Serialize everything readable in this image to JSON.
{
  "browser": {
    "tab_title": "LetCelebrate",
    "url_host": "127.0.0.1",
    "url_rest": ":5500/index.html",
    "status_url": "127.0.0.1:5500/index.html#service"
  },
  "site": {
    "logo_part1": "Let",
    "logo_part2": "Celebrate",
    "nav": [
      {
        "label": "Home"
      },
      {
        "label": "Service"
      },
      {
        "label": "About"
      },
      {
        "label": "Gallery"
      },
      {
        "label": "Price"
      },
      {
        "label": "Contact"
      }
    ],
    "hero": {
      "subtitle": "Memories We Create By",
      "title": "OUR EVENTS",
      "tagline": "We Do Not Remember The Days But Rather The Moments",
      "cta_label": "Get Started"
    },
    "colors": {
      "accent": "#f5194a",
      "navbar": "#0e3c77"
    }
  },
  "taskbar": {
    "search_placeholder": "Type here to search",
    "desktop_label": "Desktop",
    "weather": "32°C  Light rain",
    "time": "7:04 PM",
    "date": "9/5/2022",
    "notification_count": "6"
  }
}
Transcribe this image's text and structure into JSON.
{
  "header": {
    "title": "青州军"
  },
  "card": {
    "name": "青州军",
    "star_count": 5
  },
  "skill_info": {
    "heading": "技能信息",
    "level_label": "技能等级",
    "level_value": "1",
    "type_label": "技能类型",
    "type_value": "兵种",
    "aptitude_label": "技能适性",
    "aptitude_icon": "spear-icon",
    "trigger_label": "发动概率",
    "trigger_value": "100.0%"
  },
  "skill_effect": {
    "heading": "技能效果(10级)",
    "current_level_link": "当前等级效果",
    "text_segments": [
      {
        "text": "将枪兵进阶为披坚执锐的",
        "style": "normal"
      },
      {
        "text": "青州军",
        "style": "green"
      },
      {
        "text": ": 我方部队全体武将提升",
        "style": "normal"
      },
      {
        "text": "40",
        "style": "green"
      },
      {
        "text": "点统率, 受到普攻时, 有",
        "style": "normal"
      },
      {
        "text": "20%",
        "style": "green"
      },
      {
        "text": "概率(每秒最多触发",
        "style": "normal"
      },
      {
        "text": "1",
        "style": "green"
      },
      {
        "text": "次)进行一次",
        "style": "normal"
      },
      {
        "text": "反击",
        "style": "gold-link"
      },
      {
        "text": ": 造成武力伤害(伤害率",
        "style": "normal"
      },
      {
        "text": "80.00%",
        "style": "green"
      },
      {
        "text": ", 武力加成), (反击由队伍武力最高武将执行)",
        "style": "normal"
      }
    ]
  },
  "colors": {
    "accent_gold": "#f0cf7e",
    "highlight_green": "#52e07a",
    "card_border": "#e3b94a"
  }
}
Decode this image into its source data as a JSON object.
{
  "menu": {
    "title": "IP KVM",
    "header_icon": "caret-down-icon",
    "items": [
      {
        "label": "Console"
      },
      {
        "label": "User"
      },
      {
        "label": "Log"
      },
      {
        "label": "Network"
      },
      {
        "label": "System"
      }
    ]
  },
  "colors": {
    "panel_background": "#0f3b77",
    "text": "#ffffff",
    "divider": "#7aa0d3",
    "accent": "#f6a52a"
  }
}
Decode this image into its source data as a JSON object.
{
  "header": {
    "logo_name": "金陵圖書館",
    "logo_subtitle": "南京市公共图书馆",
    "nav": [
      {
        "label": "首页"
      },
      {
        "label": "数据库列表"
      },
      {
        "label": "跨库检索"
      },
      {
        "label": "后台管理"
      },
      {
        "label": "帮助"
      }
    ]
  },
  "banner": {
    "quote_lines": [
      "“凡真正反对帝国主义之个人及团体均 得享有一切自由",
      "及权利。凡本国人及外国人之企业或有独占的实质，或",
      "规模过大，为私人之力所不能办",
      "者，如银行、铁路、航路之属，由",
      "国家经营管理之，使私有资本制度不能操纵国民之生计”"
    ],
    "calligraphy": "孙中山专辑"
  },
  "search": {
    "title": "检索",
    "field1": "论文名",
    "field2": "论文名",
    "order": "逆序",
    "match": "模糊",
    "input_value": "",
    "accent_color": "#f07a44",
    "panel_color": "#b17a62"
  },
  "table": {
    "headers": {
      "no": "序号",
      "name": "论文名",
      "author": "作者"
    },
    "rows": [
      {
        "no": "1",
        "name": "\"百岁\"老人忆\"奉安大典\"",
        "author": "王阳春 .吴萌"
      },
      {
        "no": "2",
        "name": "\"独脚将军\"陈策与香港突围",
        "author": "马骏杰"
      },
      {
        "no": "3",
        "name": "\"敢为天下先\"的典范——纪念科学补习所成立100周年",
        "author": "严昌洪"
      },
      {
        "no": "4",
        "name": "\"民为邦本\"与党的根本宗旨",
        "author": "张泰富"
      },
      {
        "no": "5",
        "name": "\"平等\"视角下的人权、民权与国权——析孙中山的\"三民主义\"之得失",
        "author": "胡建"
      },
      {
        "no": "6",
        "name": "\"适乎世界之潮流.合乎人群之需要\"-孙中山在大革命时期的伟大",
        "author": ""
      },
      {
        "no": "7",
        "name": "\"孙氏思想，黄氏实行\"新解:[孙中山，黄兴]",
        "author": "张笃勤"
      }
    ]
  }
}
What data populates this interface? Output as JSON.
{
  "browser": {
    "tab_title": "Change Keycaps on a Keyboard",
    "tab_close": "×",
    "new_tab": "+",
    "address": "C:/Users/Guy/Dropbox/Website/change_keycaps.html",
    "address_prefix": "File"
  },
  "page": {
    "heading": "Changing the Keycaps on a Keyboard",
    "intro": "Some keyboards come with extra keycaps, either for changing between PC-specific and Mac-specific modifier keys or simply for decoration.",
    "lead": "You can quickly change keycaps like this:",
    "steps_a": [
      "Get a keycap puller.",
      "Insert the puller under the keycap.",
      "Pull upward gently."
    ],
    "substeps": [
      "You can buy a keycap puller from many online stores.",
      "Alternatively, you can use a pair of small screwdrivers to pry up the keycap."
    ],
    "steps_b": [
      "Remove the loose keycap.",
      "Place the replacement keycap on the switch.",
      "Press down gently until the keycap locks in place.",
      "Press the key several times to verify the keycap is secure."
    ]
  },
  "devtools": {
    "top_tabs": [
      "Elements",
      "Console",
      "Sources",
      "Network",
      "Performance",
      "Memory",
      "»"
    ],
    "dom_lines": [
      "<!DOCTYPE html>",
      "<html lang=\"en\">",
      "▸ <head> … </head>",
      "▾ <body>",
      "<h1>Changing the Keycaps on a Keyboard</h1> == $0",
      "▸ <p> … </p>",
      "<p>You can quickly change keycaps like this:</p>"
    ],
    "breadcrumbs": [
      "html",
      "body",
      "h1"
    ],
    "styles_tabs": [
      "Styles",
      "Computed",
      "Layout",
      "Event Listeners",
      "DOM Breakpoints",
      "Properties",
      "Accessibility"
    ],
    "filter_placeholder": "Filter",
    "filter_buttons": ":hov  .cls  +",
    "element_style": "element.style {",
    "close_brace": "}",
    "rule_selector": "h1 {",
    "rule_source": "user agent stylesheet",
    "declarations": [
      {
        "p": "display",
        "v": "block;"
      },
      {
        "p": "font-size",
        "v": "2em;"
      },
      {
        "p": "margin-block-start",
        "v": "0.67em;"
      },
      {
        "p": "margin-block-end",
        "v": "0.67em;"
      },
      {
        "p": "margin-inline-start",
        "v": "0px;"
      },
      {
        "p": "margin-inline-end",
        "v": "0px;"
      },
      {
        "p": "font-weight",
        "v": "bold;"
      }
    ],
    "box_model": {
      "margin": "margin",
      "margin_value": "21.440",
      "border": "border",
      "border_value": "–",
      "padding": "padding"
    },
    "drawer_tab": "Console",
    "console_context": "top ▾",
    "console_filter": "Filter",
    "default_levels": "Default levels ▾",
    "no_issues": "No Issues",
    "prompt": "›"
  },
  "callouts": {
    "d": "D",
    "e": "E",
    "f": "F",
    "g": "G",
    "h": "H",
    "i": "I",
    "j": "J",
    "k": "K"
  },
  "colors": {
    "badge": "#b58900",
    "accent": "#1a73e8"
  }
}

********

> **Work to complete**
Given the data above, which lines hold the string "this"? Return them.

> **Finished task**
Serialize everything readable in this image to JSON.
Transcribe this image's text and structure into JSON.
Decode this image into its source data as a JSON object.
Decode this image into its source data as a JSON object.
What data populates this interface? Output as JSON.
    "lead": "You can quickly change keycaps like this:",
      "<p>You can quickly change keycaps like this:</p>"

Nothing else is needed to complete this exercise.